Arresting News of (Dis)organised Crime and Corruption


Met police to examine corruption in 1959 racist murder


Cartoonist Ken Sprague
Cartoonist Ken Sprague

The Metropolitan police will examine corruption concerns surrounding the unsolved murder of a black man in Notting Hill after his family petitioned for an apology on the 62nd anniversary of his violent death at the hands of racists.

It follows an exclusive article published by The Upsetter with journalist Mark Olden, whose investigation into the murder of Kelso Cochrane in 1959 has raised questions about the police handling of the case.

Kelso Cochrane (courtesy of Millicent Christian)

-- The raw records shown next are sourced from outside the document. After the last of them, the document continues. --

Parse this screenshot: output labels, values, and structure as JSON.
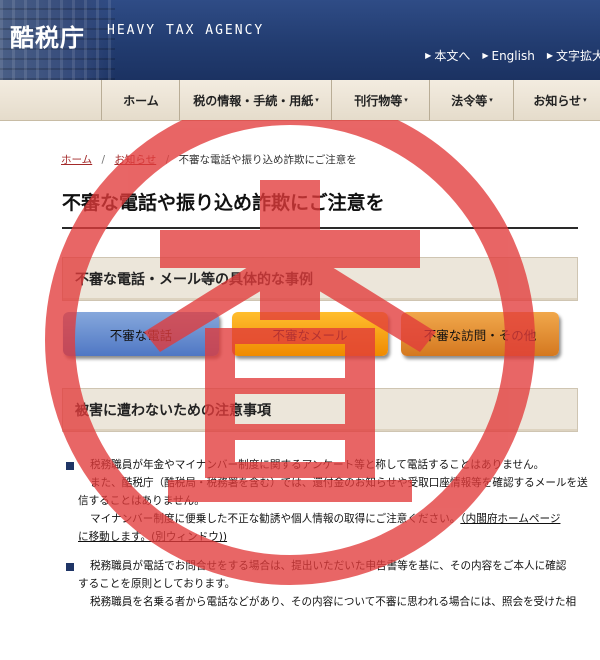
{
  "header": {
    "logo_kanji": "酷税庁",
    "logo_en": "HEAVY TAX AGENCY",
    "links": [
      {
        "label": "本文へ"
      },
      {
        "label": "English"
      },
      {
        "label": "文字拡大"
      }
    ]
  },
  "nav": {
    "items": [
      {
        "label": "ホーム",
        "has_caret": false
      },
      {
        "label": "税の情報・手続・用紙",
        "has_caret": true
      },
      {
        "label": "刊行物等",
        "has_caret": true
      },
      {
        "label": "法令等",
        "has_caret": true
      },
      {
        "label": "お知らせ",
        "has_caret": true
      }
    ],
    "caret": "▾"
  },
  "breadcrumb": {
    "items": [
      "ホーム",
      "お知らせ",
      "不審な電話や振り込め詐欺にご注意を"
    ],
    "separator": "/"
  },
  "page_title": "不審な電話や振り込め詐欺にご注意を",
  "sections": {
    "cases_heading": "不審な電話・メール等の具体的な事例",
    "precautions_heading": "被害に遭わないための注意事項"
  },
  "case_buttons": [
    {
      "label": "不審な電話",
      "color": "#4f77c4"
    },
    {
      "label": "不審なメール",
      "color": "#ef8a00"
    },
    {
      "label": "不審な訪問・その他",
      "color": "#d4781f"
    }
  ],
  "notices": {
    "p1_l1": "税務職員が年金やマイナンバー制度に関するアンケート等と称して電話することはありません。",
    "p1_l2": "また、酷税庁（酷税局・税務署を含む）では、還付金のお知らせや受取口座情報等を確認するメールを送",
    "p1_l3": "信することはありません。",
    "p1_l4a": "マイナンバー制度に便乗した不正な勧誘や個人情報の取得にご注意ください。",
    "p1_l4b": "（内閣府ホームページ",
    "p1_l5": "に移動します。(別ウィンドウ))",
    "p2_l1": "税務職員が電話でお問合せをする場合は、提出いただいた申告書等を基に、その内容をご本人に確認",
    "p2_l2": "することを原則としております。",
    "p2_l3": "税務職員を名乗る者から電話などがあり、その内容について不審に思われる場合には、照会を受けた相"
  },
  "stamp": {
    "glyph": "査",
    "color": "#e23b3b",
    "opacity": 0.78
  },
  "colors": {
    "header_bg": "#223c70",
    "nav_bg": "#ece4d4",
    "link_red": "#a32a2a",
    "bullet_navy": "#1f3566"
  }
}
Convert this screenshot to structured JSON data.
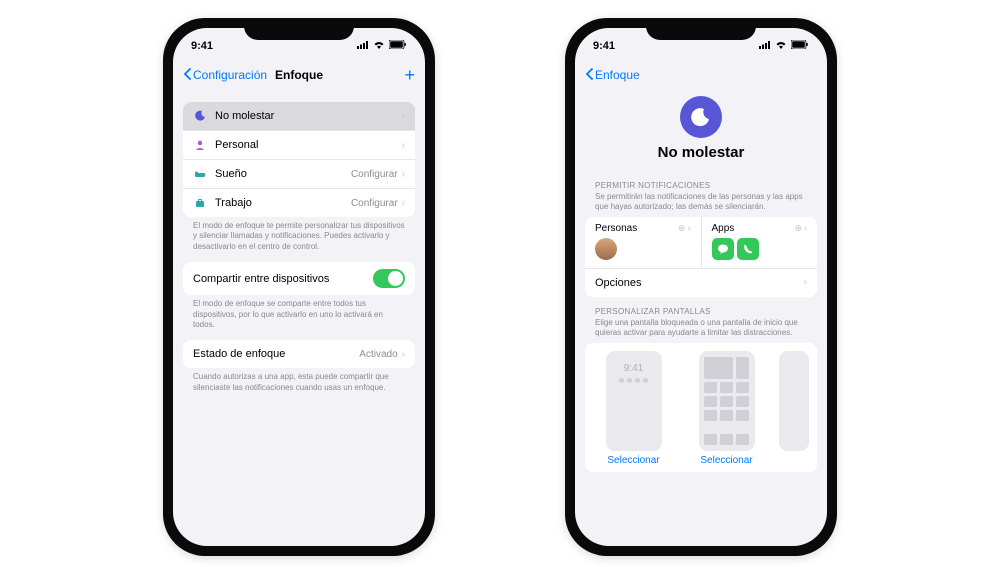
{
  "status": {
    "time": "9:41"
  },
  "phone1": {
    "back": "Configuración",
    "title": "Enfoque",
    "focus_modes": [
      {
        "label": "No molestar",
        "icon": "moon",
        "color": "#5856d6",
        "selected": true
      },
      {
        "label": "Personal",
        "icon": "person",
        "color": "#a855d6",
        "selected": false
      },
      {
        "label": "Sueño",
        "icon": "bed",
        "color": "#2aa8b0",
        "selected": false,
        "value": "Configurar"
      },
      {
        "label": "Trabajo",
        "icon": "work",
        "color": "#2aa8b0",
        "selected": false,
        "value": "Configurar"
      }
    ],
    "footer_modes": "El modo de enfoque te permite personalizar tus dispositivos y silenciar llamadas y notificaciones. Puedes activarlo y desactivarlo en el centro de control.",
    "share_label": "Compartir entre dispositivos",
    "footer_share": "El modo de enfoque se comparte entre todos tus dispositivos, por lo que activarlo en uno lo activará en todos.",
    "status_label": "Estado de enfoque",
    "status_value": "Activado",
    "footer_status": "Cuando autorizas a una app, esta puede compartir que silenciaste las notificaciones cuando usas un enfoque."
  },
  "phone2": {
    "back": "Enfoque",
    "hero_title": "No molestar",
    "allow_header": "PERMITIR NOTIFICACIONES",
    "allow_sub": "Se permitirán las notificaciones de las personas y las apps que hayas autorizado; las demás se silenciarán.",
    "people_label": "Personas",
    "apps_label": "Apps",
    "options_label": "Opciones",
    "screens_header": "PERSONALIZAR PANTALLAS",
    "screens_sub": "Elige una pantalla bloqueada o una pantalla de inicio que quieras activar para ayudarte a limitar las distracciones.",
    "select_label": "Seleccionar",
    "preview_time": "9:41"
  }
}
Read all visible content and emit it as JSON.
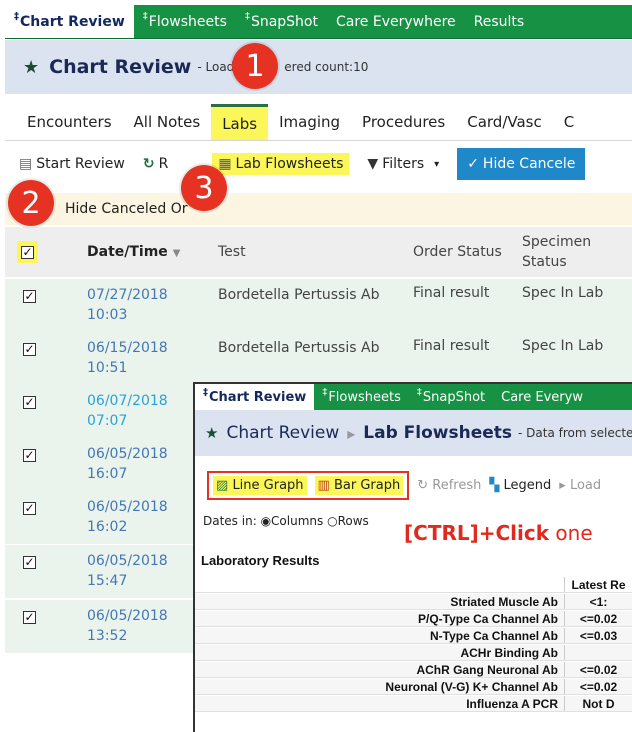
{
  "tabs": [
    {
      "label": "Chart Review",
      "pin": "‡"
    },
    {
      "label": "Flowsheets",
      "pin": "‡"
    },
    {
      "label": "SnapShot",
      "pin": "‡"
    },
    {
      "label": "Care Everywhere",
      "pin": ""
    },
    {
      "label": "Results",
      "pin": ""
    }
  ],
  "title": {
    "text": "Chart Review",
    "sub_left": "- Load",
    "sub_right": "ered count:10"
  },
  "activity": [
    "Encounters",
    "All Notes",
    "Labs",
    "Imaging",
    "Procedures",
    "Card/Vasc",
    "C"
  ],
  "toolbar": {
    "start_review": "Start Review",
    "refresh": "R",
    "lab_flowsheets": "Lab Flowsheets",
    "filters": "Filters",
    "hide_canceled": "Hide Cancele"
  },
  "note": "Hide Canceled Or",
  "badges": [
    "1",
    "2",
    "3"
  ],
  "columns": {
    "date": "Date/Time",
    "test": "Test",
    "order": "Order Status",
    "specimen_1": "Specimen",
    "specimen_2": "Status"
  },
  "rows": [
    {
      "date": "07/27/2018",
      "time": "10:03",
      "test": "Bordetella Pertussis Ab",
      "order": "Final result",
      "spec": "Spec In Lab"
    },
    {
      "date": "06/15/2018",
      "time": "10:51",
      "test": "Bordetella Pertussis Ab",
      "order": "Final result",
      "spec": "Spec In Lab"
    },
    {
      "date": "06/07/2018",
      "time": "07:07",
      "test": "",
      "order": "",
      "spec": ""
    },
    {
      "date": "06/05/2018",
      "time": "16:07",
      "test": "",
      "order": "",
      "spec": ""
    },
    {
      "date": "06/05/2018",
      "time": "16:02",
      "test": "",
      "order": "",
      "spec": ""
    },
    {
      "date": "06/05/2018",
      "time": "15:47",
      "test": "",
      "order": "",
      "spec": ""
    },
    {
      "date": "06/05/2018",
      "time": "13:52",
      "test": "",
      "order": "",
      "spec": ""
    }
  ],
  "inset": {
    "tabs": [
      {
        "label": "Chart Review",
        "pin": "‡"
      },
      {
        "label": "Flowsheets",
        "pin": "‡"
      },
      {
        "label": "SnapShot",
        "pin": "‡"
      },
      {
        "label": "Care Everyw",
        "pin": ""
      }
    ],
    "title": "Chart Review",
    "title2": "Lab Flowsheets",
    "sub": "- Data from selecte",
    "line_graph": "Line Graph",
    "bar_graph": "Bar Graph",
    "refresh": "Refresh",
    "legend": "Legend",
    "load": "Load",
    "dates_in": "Dates in:",
    "columns": "Columns",
    "rows": "Rows",
    "ctrl_click_bold": "[CTRL]+Click",
    "ctrl_click_rest": " one",
    "section": "Laboratory Results",
    "latest": "Latest Re",
    "results": [
      {
        "name": "Striated Muscle Ab",
        "value": "<1:"
      },
      {
        "name": "P/Q-Type Ca Channel Ab",
        "value": "<=0.02"
      },
      {
        "name": "N-Type Ca Channel Ab",
        "value": "<=0.03"
      },
      {
        "name": "ACHr Binding Ab",
        "value": ""
      },
      {
        "name": "AChR Gang Neuronal Ab",
        "value": "<=0.02"
      },
      {
        "name": "Neuronal (V-G) K+ Channel Ab",
        "value": "<=0.02"
      },
      {
        "name": "Influenza A PCR",
        "value": "Not D"
      }
    ]
  },
  "colors": {
    "tab_green": "#179245",
    "highlight": "#fbf75a",
    "badge_red": "#e63223",
    "date_blue": "#4477b3"
  }
}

Asked if the Met would apologise and support the Cochrane family’s call for release of National Archives files, that are closed to public inspection until 2054, the force issued the following statement:

“The murder of Kelso Cochrane in North Kensington in 1959 remains unsolved. As with all unsolved murders, this case is not closed and any evidence that comes to light will be assessed and investigated accordingly.

In light of recent coverage of the case and concerns raised by Mr Cochrane’s family via petition we are assessing the historical material held by police in relation to the murder. We will be contacting Mr Cochrane’s family so that we can better understand their concerns with the original investigation.”

Josephine Cochrane, Kelso’s daughter, has long believed there was an establishment “cover up” of her father’s murder.

Josephine Cochrane

In response to the Met’s statement, she said:

“For years, we were without our father and were always wondering where he was and what happened to him. It left us with a lot of unanswered questions, as well as the pain of abandonment and going through life hard. I didn’t have a dad and made bad choices because I didn’t have someone who can guide me.”

Josephine, 68, who lives in New York and is a social worker, says the Met “have never fully contacted us to let us know what happened to our father.” She wants an apology and the National Archives files released.

“I want the files opened because there are things in there we need to know.”

The Met intervention comes on the eve of the first anniversary of the George Floyd murder by a US police officer.

A Black Lives Matters demonstration will march through London this weekend.